If you firmly don’t believe in animal testing, don’t worry – there are existing alternatives. Here are some substitutes for tried-and-true favorites:
Instead of Aveeno Active Naturals Moisturizing Bar, try Yardley Oatmeal Almond Soap. Aveeno leaves your skin admittedly a bit more soothed, as Johnson & Johnson’s colloidal oatmeal is just exquisite. But the Yardley makes a fine substitute.
Instead of Neutrogena Healthy Skin Anti-Wrinkle Cream, try upgrading your retinol to a potent cruelty-free one like Peter Thomas Roth Retinol Fusion ($38.85, Amazon.com) or my own ($39.95 on August 16 – sorry, I couldn’t resist!). So there’s quite a price differential between the Neutrogena and the others here, and I apologize for that. But the Neutrogena is pretty weak – I estimate less than 0.025% retinol with my best guess. It does work, it just takes a long time to do so.
Truth be told, the only cruelty-free drugstore brand retinol for $15 or less at this time is Derma-E, and that is retinyl palmitate, which is 20 times weaker than retinol. Boo!
Instead of Nair hair removal, try Jolen Creme Bleach. An easy switch for hair removal that actually smells better anyway.

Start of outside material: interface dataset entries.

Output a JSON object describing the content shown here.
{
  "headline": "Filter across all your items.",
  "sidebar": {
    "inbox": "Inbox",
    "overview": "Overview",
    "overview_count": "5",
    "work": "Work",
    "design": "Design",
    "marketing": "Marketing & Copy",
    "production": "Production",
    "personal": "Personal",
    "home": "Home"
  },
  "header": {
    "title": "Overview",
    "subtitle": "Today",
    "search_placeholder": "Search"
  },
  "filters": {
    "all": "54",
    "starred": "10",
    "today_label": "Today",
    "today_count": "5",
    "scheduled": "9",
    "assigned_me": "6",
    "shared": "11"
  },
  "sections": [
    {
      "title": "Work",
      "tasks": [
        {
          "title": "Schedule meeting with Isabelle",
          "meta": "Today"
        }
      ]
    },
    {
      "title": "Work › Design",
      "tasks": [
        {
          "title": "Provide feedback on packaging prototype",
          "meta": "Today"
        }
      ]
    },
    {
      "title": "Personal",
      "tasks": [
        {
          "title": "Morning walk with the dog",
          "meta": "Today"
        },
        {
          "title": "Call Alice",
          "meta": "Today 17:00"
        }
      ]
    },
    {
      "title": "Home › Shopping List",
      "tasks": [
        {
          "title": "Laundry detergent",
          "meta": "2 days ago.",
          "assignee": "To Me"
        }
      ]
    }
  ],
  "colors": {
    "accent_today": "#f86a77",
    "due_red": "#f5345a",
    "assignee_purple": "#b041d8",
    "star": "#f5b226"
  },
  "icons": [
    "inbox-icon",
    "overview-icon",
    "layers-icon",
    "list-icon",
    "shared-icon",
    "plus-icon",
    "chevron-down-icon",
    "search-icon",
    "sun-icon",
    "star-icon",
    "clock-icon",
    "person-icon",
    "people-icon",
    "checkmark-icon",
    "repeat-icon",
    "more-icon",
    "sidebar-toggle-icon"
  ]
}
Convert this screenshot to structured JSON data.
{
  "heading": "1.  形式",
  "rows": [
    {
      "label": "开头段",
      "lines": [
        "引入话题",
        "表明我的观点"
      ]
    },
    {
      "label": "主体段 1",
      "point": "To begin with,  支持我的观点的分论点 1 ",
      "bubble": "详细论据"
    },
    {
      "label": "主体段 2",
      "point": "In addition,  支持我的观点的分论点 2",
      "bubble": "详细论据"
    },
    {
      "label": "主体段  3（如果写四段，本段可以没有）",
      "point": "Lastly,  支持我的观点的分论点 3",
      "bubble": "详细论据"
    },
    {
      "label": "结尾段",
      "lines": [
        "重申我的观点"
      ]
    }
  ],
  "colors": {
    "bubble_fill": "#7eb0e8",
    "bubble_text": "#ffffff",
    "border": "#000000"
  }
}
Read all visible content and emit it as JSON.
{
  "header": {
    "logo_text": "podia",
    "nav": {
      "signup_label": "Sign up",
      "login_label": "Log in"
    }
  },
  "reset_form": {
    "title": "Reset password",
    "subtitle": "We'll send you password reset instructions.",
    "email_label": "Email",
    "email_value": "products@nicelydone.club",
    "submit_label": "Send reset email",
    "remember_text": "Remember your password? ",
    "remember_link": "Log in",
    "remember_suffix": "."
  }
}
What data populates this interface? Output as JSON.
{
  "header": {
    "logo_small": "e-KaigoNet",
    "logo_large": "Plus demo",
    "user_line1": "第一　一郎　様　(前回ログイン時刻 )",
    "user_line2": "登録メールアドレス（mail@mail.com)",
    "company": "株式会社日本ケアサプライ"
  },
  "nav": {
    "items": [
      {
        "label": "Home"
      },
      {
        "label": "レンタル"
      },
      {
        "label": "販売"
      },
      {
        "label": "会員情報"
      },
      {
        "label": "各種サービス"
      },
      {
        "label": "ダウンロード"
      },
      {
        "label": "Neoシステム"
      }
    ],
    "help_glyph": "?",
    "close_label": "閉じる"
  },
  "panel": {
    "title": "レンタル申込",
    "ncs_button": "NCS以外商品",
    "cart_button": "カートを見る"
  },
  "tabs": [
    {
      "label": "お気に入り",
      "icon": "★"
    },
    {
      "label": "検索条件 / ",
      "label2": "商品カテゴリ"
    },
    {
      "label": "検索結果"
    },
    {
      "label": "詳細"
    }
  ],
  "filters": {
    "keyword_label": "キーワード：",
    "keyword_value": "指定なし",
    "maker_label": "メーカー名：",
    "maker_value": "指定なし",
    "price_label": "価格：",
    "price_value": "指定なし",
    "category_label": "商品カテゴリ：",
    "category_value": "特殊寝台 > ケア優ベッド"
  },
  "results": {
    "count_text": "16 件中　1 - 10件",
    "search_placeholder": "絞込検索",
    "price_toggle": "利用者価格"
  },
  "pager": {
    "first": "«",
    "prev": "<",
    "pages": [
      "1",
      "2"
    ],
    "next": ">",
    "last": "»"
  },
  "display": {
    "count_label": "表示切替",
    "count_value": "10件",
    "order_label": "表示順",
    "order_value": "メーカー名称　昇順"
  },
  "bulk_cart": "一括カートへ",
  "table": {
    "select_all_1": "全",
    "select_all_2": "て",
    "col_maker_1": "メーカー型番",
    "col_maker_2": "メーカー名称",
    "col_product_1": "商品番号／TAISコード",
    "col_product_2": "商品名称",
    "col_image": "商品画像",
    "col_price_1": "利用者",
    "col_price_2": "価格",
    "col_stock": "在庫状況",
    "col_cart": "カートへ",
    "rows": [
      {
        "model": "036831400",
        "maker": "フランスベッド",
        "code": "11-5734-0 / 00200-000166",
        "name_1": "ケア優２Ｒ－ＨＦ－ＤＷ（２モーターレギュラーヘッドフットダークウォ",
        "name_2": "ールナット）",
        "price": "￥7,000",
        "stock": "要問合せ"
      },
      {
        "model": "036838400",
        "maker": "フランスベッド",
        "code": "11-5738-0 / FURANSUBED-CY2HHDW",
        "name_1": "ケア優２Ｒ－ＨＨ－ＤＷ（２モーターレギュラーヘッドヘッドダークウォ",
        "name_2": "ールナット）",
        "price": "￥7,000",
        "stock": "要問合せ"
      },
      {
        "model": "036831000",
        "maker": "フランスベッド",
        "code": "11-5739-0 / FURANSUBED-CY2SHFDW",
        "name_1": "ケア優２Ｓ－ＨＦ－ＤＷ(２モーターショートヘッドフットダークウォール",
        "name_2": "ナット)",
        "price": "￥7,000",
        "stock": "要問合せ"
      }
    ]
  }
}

One interesting fact: Most ingredients that are in “cruelty-free” products were originally tested on animals by other companies at one time or another. It’s nearly impossible to find a product or ingredient that hasn’t been deemed safe via animal testing at some point. Still, we’re doing our part at FutureDerm, Inc. not to test on animals, and to encourage others to stop as well.